*** Begin section ***

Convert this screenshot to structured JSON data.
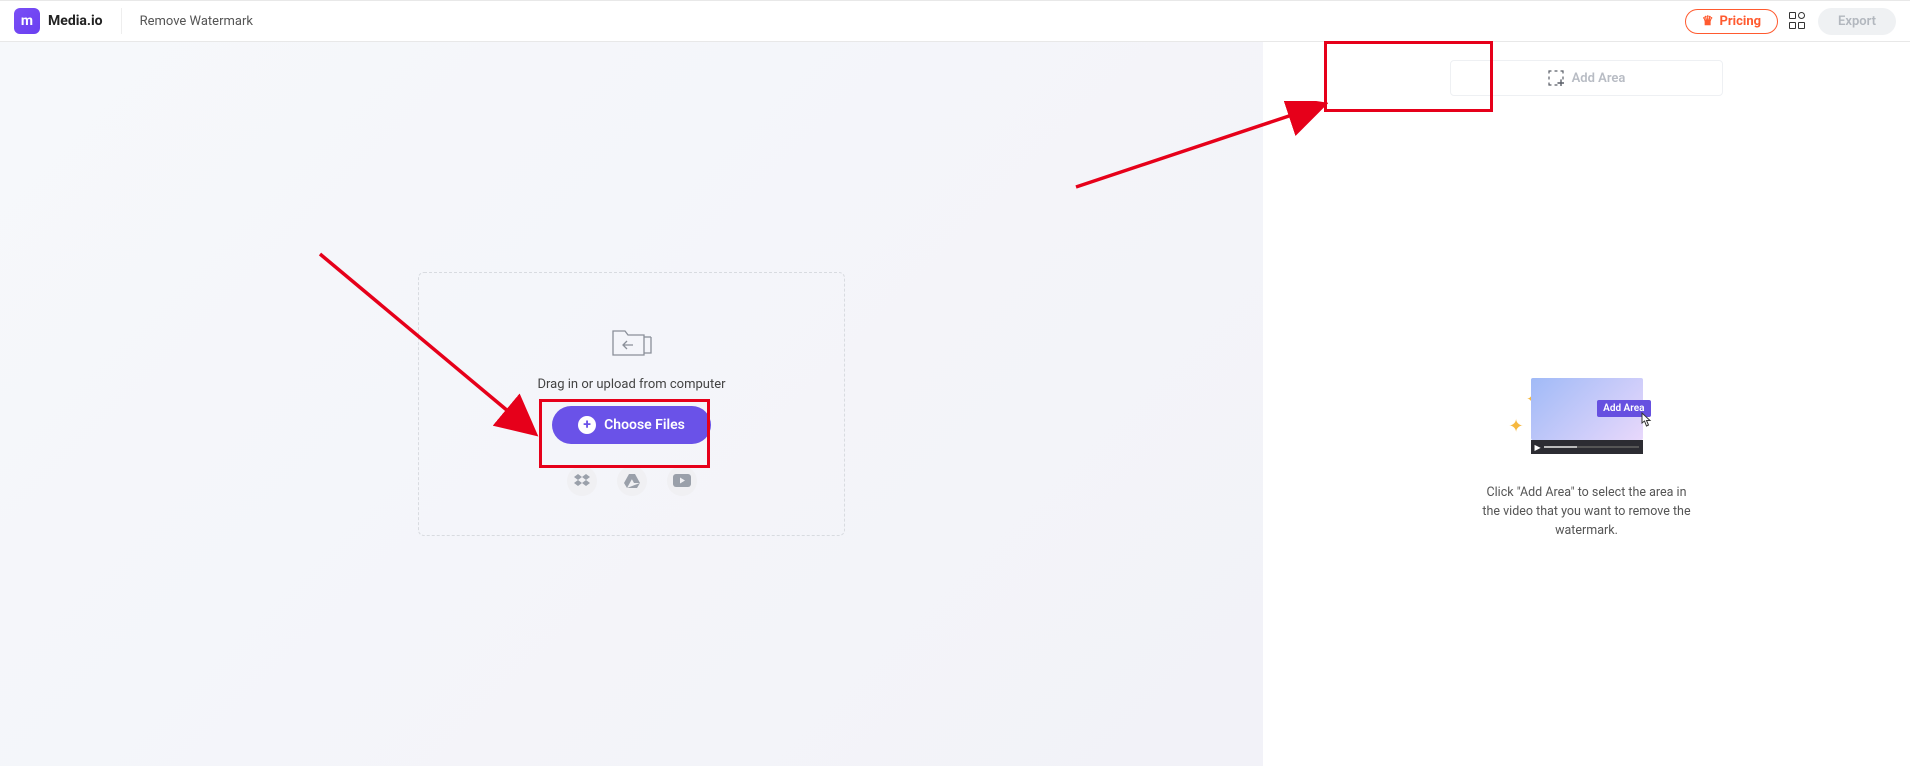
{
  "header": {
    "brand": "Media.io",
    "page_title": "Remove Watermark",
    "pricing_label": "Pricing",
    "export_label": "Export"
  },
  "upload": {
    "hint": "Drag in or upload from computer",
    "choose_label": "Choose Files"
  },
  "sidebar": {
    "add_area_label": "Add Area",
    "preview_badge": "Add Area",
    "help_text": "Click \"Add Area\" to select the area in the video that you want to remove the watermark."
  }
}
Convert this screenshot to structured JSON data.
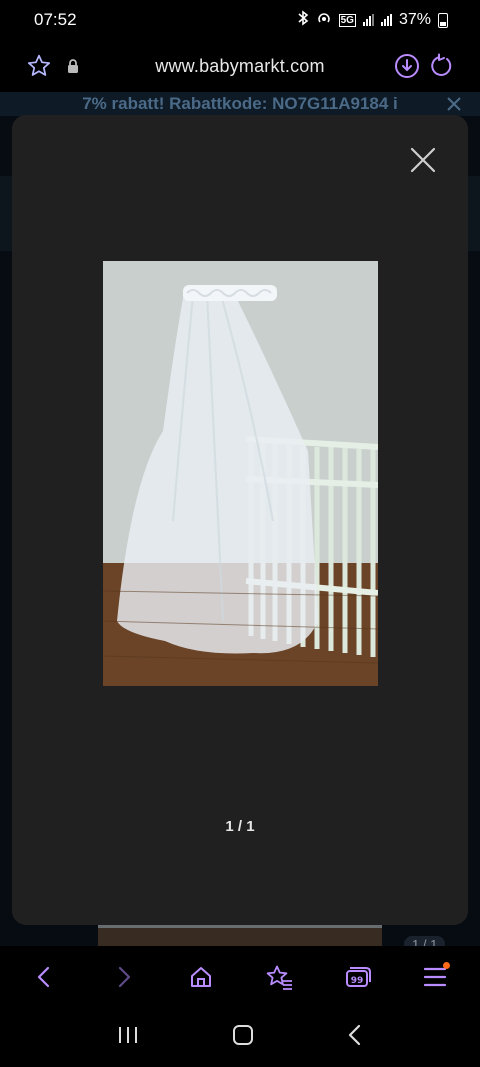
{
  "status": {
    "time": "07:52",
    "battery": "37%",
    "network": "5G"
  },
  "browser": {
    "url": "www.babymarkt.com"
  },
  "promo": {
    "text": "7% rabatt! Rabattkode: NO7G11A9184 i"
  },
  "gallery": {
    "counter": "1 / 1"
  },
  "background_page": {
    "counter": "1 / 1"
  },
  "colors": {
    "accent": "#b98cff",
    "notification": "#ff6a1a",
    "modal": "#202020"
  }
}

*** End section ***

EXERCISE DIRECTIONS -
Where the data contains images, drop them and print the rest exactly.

TASK RESPONSE -
Convert this screenshot to structured JSON data.
{
  "header": {
    "brand": "Media.io",
    "page_title": "Remove Watermark",
    "pricing_label": "Pricing",
    "export_label": "Export"
  },
  "upload": {
    "hint": "Drag in or upload from computer",
    "choose_label": "Choose Files"
  },
  "sidebar": {
    "add_area_label": "Add Area",
    "preview_badge": "Add Area",
    "help_text": "Click \"Add Area\" to select the area in the video that you want to remove the watermark."
  }
}
Convert this screenshot to structured JSON data.
{
  "status": {
    "time": "07:52",
    "battery": "37%",
    "network": "5G"
  },
  "browser": {
    "url": "www.babymarkt.com"
  },
  "promo": {
    "text": "7% rabatt! Rabattkode: NO7G11A9184 i"
  },
  "gallery": {
    "counter": "1 / 1"
  },
  "background_page": {
    "counter": "1 / 1"
  },
  "colors": {
    "accent": "#b98cff",
    "notification": "#ff6a1a",
    "modal": "#202020"
  }
}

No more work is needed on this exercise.